General Education Choices?
Updated: Nov 11, 2020
Every student at Rhode Island College is required to take courses that satisfy general education requirements necessary for graduation. RIC’s general education program is designed to supplement the courses students take for their majors with courses that meet 11 learning outcomes that highlight critical skills for students. Although RIC seems to be very clear with what they expect of students, why is it that so many students find themselves in situations where one or more of the general education requirements hold them back from graduating on time?
The general education program requires students to take 10 courses that are all worth four credits each. The 10 courses are broken down into three “core” courses as well as seven that fall under the category of “distribution” offerings. The three core courses won’t come as a surprise to students as we have all become familiar with taking First Year Seminar, First Year Writing and a Connections course. These courses are required for all programs and although students have the choice of the topic of FYS and Connections, they must be satisfied by all students without exception. The Seven distribution courses refer to the selection of courses that can be taken to satisfy requirements from within various disciplines. These disciplines are also likely familiar to you and include Visual and Performing Arts, History, Literature, Mathematics, Natural Science, Social and Behavioral Science, Advanced Quantitative/ Scientific Reasoning and Second Language. The distribution courses give students more choices for the department in which the course lies as well as the topic. However, how much of a choice do we really have?
Looking at the general education program at The University of Rhode Island, there is one significant difference in how students fulfill their requirements. Similar to RIC, URI’s general education program requires about 40 credits worth of courses that correspond with a set of learning outcomes. However, URI bases their program on the outcomes rather than the core and distribution courses. In other words, students are given the set of outcomes they are required to meet, and can choose their courses accordingly. This gives students more choices to find general education courses that interest them or even relate to their major. I’m not saying the outcome based system would be the right fit for RIC students, but I do know it is now being brought into question.
My personal experience with the general education program at RIC has allowed me to connect with many faculty members and students I never would have met within my major courses. I think being required to take a wide variety of courses spread across the disciplines has its benefits by enriching students with different types of thinking in different settings. However, in a society that is increasingly moving towards choice based learning models, the debate between course based general education vs. outcome based learning comes into play more than ever.

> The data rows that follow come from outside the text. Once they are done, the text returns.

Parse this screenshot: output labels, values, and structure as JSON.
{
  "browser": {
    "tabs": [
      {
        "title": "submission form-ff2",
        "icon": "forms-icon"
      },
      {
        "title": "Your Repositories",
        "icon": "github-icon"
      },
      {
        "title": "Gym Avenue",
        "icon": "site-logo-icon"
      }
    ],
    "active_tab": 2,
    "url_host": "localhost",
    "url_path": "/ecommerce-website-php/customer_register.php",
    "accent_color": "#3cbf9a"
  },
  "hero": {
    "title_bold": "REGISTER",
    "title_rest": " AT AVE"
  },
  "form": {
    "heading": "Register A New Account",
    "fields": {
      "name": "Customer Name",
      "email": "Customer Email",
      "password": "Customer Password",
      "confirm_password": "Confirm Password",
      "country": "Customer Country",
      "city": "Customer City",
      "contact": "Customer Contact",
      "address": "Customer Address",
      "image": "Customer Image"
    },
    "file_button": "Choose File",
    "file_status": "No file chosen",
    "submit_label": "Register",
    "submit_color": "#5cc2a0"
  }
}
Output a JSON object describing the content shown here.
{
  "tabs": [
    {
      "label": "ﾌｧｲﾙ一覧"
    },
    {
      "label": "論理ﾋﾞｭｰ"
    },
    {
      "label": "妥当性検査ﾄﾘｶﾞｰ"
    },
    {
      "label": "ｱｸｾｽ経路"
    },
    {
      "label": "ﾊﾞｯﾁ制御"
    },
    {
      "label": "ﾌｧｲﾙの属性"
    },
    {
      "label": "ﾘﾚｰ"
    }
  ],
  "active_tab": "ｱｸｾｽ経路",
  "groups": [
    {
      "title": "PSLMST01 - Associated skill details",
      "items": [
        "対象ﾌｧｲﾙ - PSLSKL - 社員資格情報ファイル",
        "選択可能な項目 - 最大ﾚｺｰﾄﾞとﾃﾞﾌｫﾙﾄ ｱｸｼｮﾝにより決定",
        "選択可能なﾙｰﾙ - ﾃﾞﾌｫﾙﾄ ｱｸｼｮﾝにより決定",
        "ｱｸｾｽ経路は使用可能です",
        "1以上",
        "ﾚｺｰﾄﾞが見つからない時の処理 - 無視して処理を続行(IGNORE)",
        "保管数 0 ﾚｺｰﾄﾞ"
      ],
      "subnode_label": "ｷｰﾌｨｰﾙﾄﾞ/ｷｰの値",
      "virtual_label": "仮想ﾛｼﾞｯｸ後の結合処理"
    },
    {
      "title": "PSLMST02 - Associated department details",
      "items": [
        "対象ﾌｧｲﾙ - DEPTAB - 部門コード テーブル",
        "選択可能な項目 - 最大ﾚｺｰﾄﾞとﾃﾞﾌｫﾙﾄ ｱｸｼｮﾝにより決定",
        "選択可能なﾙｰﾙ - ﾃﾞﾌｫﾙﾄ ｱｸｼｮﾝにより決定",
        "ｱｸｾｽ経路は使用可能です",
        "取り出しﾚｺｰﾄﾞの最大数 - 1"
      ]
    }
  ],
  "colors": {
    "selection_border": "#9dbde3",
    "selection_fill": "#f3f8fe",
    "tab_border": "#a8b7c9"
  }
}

As the student representative for the college’s Committee on General Education, I hope to investigate further what my peers think about general education at RIC, and let them give their personal opinions on the program. I also hope to use their feedback to speak on behalf of them and be a voice for them. Stay tuned for more!